Re-encountering the Archive: The Hancock Lecture

AAH News Academy

Since 1993, the Academy’s Hancock public lecture series has provided outstanding early career humanities researchers the opportunity to showcase their work to a broader audience.

The Hancock Lecture honours its namesake, Emeritus Professor Sir (William) Keith Hancock KBE FAHA (1898—1988). Sir Hancock was a Foundation Fellow and the first President of the Australian Academy of the Humanities.

In 2019, the 9th Hancock Lecture will be given by early career researcher Associate Professor Clint Bracknell from the Kurongkurl Katitjin Centre for Indigenous Australian Education and Research and WAAPA, Edith Cowan University. The lecture – Maaya Waabiny: Mobilising Song Archives to Nourish an Endangered Language – will explore how technology can be leveraged to enhance the revitalisation of Indigenous languages and culture.

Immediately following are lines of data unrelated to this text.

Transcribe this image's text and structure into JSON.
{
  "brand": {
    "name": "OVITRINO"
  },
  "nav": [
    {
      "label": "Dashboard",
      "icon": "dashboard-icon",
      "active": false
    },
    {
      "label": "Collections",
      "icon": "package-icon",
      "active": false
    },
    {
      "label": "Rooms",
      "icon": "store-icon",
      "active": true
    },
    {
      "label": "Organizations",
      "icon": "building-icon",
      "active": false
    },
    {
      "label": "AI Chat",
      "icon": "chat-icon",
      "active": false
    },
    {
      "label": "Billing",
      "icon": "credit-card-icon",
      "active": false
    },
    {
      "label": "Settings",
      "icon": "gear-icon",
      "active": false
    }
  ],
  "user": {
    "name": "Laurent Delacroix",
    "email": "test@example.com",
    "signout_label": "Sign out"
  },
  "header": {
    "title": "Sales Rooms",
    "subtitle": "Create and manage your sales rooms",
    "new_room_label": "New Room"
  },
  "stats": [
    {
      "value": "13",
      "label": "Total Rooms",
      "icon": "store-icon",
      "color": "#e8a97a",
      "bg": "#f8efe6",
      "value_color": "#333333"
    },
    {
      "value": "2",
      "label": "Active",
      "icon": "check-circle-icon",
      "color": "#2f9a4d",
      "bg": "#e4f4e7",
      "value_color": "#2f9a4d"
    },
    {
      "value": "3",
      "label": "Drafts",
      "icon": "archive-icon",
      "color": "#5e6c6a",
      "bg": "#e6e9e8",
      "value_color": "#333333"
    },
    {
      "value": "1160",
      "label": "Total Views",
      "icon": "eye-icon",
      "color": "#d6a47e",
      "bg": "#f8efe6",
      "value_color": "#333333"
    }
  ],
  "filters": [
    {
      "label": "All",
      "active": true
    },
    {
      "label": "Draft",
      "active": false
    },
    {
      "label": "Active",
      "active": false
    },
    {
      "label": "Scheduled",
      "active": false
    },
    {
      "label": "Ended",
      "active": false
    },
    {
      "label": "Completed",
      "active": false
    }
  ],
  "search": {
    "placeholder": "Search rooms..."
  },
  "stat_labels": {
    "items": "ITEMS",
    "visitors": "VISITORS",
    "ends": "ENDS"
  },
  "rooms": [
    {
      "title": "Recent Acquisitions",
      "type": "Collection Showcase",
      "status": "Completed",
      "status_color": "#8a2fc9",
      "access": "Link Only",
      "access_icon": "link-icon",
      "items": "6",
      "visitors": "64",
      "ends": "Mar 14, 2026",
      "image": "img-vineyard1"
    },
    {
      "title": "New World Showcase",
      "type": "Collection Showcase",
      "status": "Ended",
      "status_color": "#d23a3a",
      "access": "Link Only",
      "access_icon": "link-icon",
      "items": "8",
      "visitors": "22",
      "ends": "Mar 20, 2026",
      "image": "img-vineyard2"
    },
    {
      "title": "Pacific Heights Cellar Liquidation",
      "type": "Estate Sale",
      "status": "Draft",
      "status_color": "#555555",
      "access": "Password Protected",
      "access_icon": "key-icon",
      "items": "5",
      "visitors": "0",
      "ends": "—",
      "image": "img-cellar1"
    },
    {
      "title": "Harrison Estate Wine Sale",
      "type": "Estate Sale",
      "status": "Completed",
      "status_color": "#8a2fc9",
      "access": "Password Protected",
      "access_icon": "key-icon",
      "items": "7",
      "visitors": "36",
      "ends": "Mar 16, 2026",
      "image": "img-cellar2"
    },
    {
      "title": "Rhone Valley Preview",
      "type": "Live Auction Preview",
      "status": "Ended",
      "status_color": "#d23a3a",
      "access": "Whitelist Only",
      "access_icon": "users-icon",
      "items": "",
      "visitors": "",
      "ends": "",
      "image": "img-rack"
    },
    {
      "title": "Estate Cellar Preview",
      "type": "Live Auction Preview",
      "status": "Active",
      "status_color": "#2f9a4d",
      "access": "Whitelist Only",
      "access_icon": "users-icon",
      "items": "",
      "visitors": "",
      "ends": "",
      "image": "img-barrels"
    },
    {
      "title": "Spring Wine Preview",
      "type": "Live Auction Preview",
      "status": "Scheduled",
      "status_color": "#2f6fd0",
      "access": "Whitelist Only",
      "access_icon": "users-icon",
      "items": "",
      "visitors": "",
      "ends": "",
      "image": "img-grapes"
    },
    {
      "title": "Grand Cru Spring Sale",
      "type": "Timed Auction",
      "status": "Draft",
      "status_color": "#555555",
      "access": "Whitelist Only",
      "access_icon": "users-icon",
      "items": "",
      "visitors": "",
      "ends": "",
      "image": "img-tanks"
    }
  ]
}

He will speak on his work on rebuilding repertoire and increasing opportunities to gather, sing, speak and develop resources for the near-endangered Noongar language and song in the south coast region of Western Australia.

The 9th Hancock lecture is the curtain raiser event for our 50th Symposium – Humanising the Future – and will be held 5pm-7pm Wednesday 13 November 2019 in Brisbane.

Clint is one in a distinguished line-up of researchers to have delivered the Hancock lecture over the last 25 years, many of whom have gone on to become Fellows of the Academy.

The very first Hancock Lecture – Charlotte Brontë’s paintings: Victorian women and the visual arts – was given by (then) Associate Professor Christine Alexander FAHA. Christine showed how an analysis of Charlotte Bronte’s early artworks can modify our view of the Bronte story and of early nineteenth-century amateur art in general.

The other lectures in the series are:

Traditionally the Hancock Lecture was held every three to four years. Commencing 2020, the lecture series will occur annually. All the Hancock Lectures are available to view on our website, and we warmly encourage you to take a look through this varied and vital record of outstanding scholarship. The lectures show the breadth of research undertaken by humanities early career researchers in Australia and are an apt reflections of Sir Keith Hancock’s own wide range of creative achievements.

This is the fourth installment of ‘Re-Encountering the Archive’. This initiative, in which we share selected research and writing from our Fellowship on a range of issues, is designed to showcase past scholarship that still resonates powerfully with contemporary debates and challenges facing the nation.